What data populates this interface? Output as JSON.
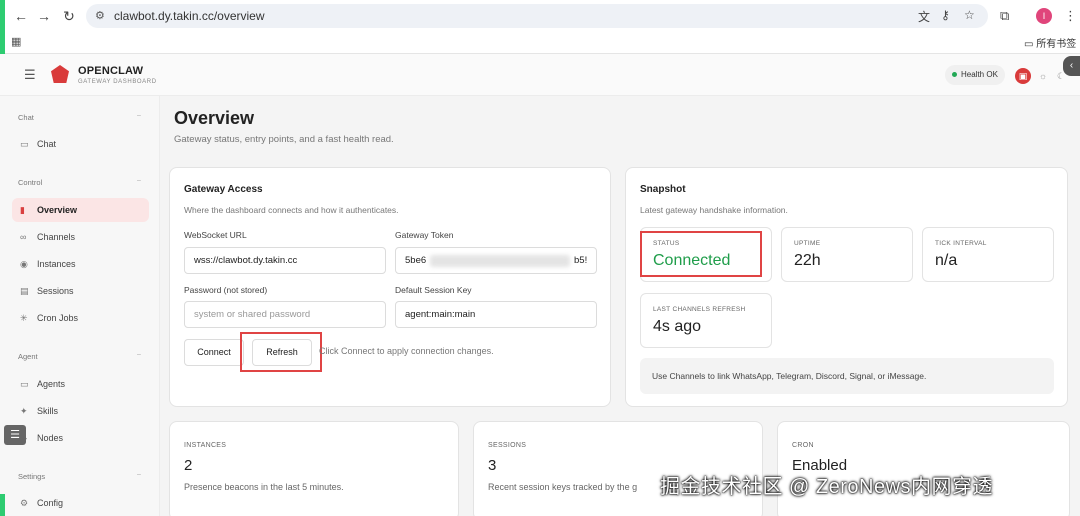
{
  "browser": {
    "url": "clawbot.dy.takin.cc/overview",
    "profile_initial": "I",
    "bookmarks_folder": "所有书签"
  },
  "header": {
    "brand": "OPENCLAW",
    "brand_sub": "GATEWAY DASHBOARD",
    "health_label": "Health",
    "health_status": "OK"
  },
  "sidebar": {
    "sections": [
      {
        "label": "Chat",
        "items": [
          {
            "label": "Chat",
            "icon": "chat-icon"
          }
        ]
      },
      {
        "label": "Control",
        "items": [
          {
            "label": "Overview",
            "icon": "chart-icon",
            "active": true
          },
          {
            "label": "Channels",
            "icon": "link-icon"
          },
          {
            "label": "Instances",
            "icon": "radio-icon"
          },
          {
            "label": "Sessions",
            "icon": "document-icon"
          },
          {
            "label": "Cron Jobs",
            "icon": "loader-icon"
          }
        ]
      },
      {
        "label": "Agent",
        "items": [
          {
            "label": "Agents",
            "icon": "folder-icon"
          },
          {
            "label": "Skills",
            "icon": "sparkle-icon"
          },
          {
            "label": "Nodes",
            "icon": "node-icon"
          }
        ]
      },
      {
        "label": "Settings",
        "items": [
          {
            "label": "Config",
            "icon": "gear-icon"
          }
        ]
      }
    ]
  },
  "page": {
    "title": "Overview",
    "subtitle": "Gateway status, entry points, and a fast health read."
  },
  "gateway_access": {
    "title": "Gateway Access",
    "subtitle": "Where the dashboard connects and how it authenticates.",
    "websocket_label": "WebSocket URL",
    "websocket_value": "wss://clawbot.dy.takin.cc",
    "token_label": "Gateway Token",
    "token_prefix": "5be6",
    "token_suffix": "b5!",
    "password_label": "Password (not stored)",
    "password_placeholder": "system or shared password",
    "session_key_label": "Default Session Key",
    "session_key_value": "agent:main:main",
    "connect_label": "Connect",
    "refresh_label": "Refresh",
    "hint": "Click Connect to apply connection changes."
  },
  "snapshot": {
    "title": "Snapshot",
    "subtitle": "Latest gateway handshake information.",
    "status_label": "STATUS",
    "status_value": "Connected",
    "uptime_label": "UPTIME",
    "uptime_value": "22h",
    "tick_label": "TICK INTERVAL",
    "tick_value": "n/a",
    "refresh_label": "LAST CHANNELS REFRESH",
    "refresh_value": "4s ago",
    "note": "Use Channels to link WhatsApp, Telegram, Discord, Signal, or iMessage.",
    "status_color": "#1f9d4a"
  },
  "bottom_cards": [
    {
      "label": "INSTANCES",
      "value": "2",
      "sub": "Presence beacons in the last 5 minutes."
    },
    {
      "label": "SESSIONS",
      "value": "3",
      "sub": "Recent session keys tracked by the g"
    },
    {
      "label": "CRON",
      "value": "Enabled",
      "sub": ""
    }
  ],
  "watermark": "掘金技术社区 @ ZeroNews内网穿透",
  "colors": {
    "accent": "#d93b3b",
    "annotation": "#e04444",
    "green": "#2ecc71"
  }
}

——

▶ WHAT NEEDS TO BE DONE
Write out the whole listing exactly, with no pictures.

▶ SOLUTION TO THE PROBLEM
What data populates this interface? Output as JSON.
{
  "browser": {
    "url": "clawbot.dy.takin.cc/overview",
    "profile_initial": "I",
    "bookmarks_folder": "所有书签"
  },
  "header": {
    "brand": "OPENCLAW",
    "brand_sub": "GATEWAY DASHBOARD",
    "health_label": "Health",
    "health_status": "OK"
  },
  "sidebar": {
    "sections": [
      {
        "label": "Chat",
        "items": [
          {
            "label": "Chat",
            "icon": "chat-icon"
          }
        ]
      },
      {
        "label": "Control",
        "items": [
          {
            "label": "Overview",
            "icon": "chart-icon",
            "active": true
          },
          {
            "label": "Channels",
            "icon": "link-icon"
          },
          {
            "label": "Instances",
            "icon": "radio-icon"
          },
          {
            "label": "Sessions",
            "icon": "document-icon"
          },
          {
            "label": "Cron Jobs",
            "icon": "loader-icon"
          }
        ]
      },
      {
        "label": "Agent",
        "items": [
          {
            "label": "Agents",
            "icon": "folder-icon"
          },
          {
            "label": "Skills",
            "icon": "sparkle-icon"
          },
          {
            "label": "Nodes",
            "icon": "node-icon"
          }
        ]
      },
      {
        "label": "Settings",
        "items": [
          {
            "label": "Config",
            "icon": "gear-icon"
          }
        ]
      }
    ]
  },
  "page": {
    "title": "Overview",
    "subtitle": "Gateway status, entry points, and a fast health read."
  },
  "gateway_access": {
    "title": "Gateway Access",
    "subtitle": "Where the dashboard connects and how it authenticates.",
    "websocket_label": "WebSocket URL",
    "websocket_value": "wss://clawbot.dy.takin.cc",
    "token_label": "Gateway Token",
    "token_prefix": "5be6",
    "token_suffix": "b5!",
    "password_label": "Password (not stored)",
    "password_placeholder": "system or shared password",
    "session_key_label": "Default Session Key",
    "session_key_value": "agent:main:main",
    "connect_label": "Connect",
    "refresh_label": "Refresh",
    "hint": "Click Connect to apply connection changes."
  },
  "snapshot": {
    "title": "Snapshot",
    "subtitle": "Latest gateway handshake information.",
    "status_label": "STATUS",
    "status_value": "Connected",
    "uptime_label": "UPTIME",
    "uptime_value": "22h",
    "tick_label": "TICK INTERVAL",
    "tick_value": "n/a",
    "refresh_label": "LAST CHANNELS REFRESH",
    "refresh_value": "4s ago",
    "note": "Use Channels to link WhatsApp, Telegram, Discord, Signal, or iMessage.",
    "status_color": "#1f9d4a"
  },
  "bottom_cards": [
    {
      "label": "INSTANCES",
      "value": "2",
      "sub": "Presence beacons in the last 5 minutes."
    },
    {
      "label": "SESSIONS",
      "value": "3",
      "sub": "Recent session keys tracked by the g"
    },
    {
      "label": "CRON",
      "value": "Enabled",
      "sub": ""
    }
  ],
  "watermark": "掘金技术社区 @ ZeroNews内网穿透",
  "colors": {
    "accent": "#d93b3b",
    "annotation": "#e04444",
    "green": "#2ecc71"
  }
}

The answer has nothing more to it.